Only six have ever been captured on camera!
Snow devils or “snownadoes” are extremely rare weather phenomena. So rare in fact, that only six have ever been captured on camera — with four of those photos coming from Ontario, Canada. These events are so uncommon because they require very specific meteorological conditions to form.
Since snownadoes are so rare, very little is known about them. However, they are closely related to waterspouts — a rotating column of air that forms over water — since they form over either frozen lakes or snow-covered areas.
For snow devils to occur, the necessary conditions include a colder air mass passing over a relatively warmer surface heated by sunlight, and a low-level wind shear (change of wind speed or direction with height) or colliding air currents to get the rising air to spin.

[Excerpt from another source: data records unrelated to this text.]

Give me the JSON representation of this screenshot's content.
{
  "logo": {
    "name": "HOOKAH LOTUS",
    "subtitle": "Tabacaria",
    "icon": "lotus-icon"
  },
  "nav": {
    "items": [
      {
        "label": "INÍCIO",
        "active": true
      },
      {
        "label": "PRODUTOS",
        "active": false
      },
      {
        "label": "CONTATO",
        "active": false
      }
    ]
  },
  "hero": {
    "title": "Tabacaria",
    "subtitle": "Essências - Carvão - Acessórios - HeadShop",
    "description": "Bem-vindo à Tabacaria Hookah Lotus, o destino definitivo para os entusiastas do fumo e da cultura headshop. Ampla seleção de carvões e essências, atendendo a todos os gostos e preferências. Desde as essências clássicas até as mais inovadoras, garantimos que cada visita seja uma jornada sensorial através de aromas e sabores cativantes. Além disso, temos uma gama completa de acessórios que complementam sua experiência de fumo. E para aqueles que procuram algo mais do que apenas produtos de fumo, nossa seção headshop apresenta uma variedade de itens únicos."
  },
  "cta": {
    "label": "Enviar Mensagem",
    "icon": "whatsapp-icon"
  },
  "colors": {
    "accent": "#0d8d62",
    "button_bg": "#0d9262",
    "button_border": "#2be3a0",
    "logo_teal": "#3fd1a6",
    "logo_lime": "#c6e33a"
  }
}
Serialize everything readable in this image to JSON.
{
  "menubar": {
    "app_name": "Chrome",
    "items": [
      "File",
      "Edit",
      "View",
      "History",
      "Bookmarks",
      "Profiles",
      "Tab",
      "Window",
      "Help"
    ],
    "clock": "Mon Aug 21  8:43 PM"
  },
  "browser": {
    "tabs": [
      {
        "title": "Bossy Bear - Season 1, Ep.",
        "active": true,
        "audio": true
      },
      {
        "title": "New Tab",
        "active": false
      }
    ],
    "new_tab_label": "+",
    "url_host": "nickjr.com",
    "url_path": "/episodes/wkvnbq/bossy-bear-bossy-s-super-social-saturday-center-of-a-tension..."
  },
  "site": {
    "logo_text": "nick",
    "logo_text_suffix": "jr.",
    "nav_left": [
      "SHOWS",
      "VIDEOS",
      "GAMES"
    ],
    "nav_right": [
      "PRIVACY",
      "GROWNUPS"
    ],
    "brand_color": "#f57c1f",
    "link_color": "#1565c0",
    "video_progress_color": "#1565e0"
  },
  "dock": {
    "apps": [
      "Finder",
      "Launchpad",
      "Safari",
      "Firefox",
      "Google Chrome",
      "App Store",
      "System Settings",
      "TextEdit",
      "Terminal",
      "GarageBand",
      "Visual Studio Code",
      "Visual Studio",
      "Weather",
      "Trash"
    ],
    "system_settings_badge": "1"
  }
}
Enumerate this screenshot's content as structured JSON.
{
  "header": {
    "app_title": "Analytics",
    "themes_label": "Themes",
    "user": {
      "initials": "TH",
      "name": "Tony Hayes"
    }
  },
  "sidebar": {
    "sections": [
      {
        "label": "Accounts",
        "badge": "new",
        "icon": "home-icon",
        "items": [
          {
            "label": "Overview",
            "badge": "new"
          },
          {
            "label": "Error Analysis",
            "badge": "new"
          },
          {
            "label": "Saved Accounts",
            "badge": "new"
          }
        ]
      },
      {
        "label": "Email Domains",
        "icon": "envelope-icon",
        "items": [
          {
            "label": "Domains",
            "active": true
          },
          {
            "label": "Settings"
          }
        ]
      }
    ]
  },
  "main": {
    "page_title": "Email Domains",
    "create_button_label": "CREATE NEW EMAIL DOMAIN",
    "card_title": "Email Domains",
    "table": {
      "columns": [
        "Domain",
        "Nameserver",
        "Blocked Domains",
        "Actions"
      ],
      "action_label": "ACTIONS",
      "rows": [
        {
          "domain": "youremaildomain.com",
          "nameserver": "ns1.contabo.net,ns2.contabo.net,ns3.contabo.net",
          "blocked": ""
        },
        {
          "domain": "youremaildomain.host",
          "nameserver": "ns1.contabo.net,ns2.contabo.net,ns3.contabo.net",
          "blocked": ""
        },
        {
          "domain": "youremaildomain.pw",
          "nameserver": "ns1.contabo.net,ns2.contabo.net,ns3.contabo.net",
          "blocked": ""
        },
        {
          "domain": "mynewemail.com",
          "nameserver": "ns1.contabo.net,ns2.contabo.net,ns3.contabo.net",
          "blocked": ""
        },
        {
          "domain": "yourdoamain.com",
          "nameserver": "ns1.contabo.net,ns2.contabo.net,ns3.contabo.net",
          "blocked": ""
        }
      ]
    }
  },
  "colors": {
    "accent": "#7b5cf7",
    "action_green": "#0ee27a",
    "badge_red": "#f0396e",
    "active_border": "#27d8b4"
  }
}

A warmer surface causes the snow or ice to form fog or steam, and if there is a column of colder, low-pressure air above this fog, it will begin to rise, and the wind shear or currents will cause it to rotate and begin to pick up loose snow forming the recognizable funnel shape.
The combination of these conditions is what makes snownadoes so rare and less intense than tornadoes — which are extremely dangerous. However, snownadoes have been reported as large as 30 feet wide, 45 feet high, and capable of lifting objects over 1,500 pounds.
Snownadoes usually occur under or before a snow squall (a short, but intense period of heavy snowfall, often accompanied by strong winds), meaning they are often indicators that more snow is on the way.
The one below, recorded by Heinz Petelin while he was skiing in the Alps near Lessach, Austria in April 2015, was definitely not dangerous — it was mesmerizing. And since these snownadoes are so rarely caught on camera, it is definitely worth watching the 30-second video!
Although snownadoes are extremely rare, tornadoes during the winter season are not. Find out why here.